───── RECORDS FOR THIS TASK ─────

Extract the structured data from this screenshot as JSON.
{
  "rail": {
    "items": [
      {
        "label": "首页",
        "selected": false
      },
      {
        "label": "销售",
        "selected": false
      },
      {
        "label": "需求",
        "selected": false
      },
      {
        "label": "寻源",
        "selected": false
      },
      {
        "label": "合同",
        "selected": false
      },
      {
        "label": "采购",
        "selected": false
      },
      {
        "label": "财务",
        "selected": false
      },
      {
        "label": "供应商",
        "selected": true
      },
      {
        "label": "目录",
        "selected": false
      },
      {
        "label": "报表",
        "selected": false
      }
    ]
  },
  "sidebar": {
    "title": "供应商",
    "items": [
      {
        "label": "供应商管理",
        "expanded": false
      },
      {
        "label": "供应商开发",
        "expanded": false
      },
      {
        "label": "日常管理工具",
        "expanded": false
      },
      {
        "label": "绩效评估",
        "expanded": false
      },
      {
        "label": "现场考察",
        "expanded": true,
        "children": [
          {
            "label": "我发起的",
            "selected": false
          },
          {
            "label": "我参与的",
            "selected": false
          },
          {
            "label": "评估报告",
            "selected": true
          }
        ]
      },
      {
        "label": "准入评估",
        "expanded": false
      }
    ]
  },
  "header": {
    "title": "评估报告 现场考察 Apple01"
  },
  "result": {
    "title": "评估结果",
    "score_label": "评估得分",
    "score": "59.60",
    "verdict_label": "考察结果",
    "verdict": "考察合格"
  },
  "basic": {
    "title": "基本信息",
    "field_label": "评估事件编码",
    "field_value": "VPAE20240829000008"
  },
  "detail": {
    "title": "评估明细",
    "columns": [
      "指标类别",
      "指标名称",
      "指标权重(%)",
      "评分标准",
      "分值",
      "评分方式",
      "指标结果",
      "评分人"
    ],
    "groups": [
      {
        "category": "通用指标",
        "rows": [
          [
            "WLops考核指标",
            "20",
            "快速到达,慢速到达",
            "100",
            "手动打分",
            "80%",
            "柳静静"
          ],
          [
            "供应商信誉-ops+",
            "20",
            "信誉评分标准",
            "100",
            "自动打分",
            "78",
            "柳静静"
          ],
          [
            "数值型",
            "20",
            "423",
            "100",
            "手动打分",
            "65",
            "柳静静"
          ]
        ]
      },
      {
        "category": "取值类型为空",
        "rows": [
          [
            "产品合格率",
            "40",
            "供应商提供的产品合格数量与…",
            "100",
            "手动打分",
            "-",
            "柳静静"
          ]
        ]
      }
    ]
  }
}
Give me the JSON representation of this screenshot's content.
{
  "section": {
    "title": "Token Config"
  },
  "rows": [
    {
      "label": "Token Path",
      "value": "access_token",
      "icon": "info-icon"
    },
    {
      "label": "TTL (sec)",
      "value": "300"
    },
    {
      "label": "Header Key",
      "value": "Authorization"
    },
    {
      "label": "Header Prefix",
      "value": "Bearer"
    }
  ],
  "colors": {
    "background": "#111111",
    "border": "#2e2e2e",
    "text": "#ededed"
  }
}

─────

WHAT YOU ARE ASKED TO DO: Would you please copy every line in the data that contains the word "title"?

ANSWER TO THIS EXERCISE:
    "title": "供应商",
    "title": "评估报告 现场考察 Apple01"
    "title": "评估结果",
    "title": "基本信息",
    "title": "评估明细",
    "title": "Token Config"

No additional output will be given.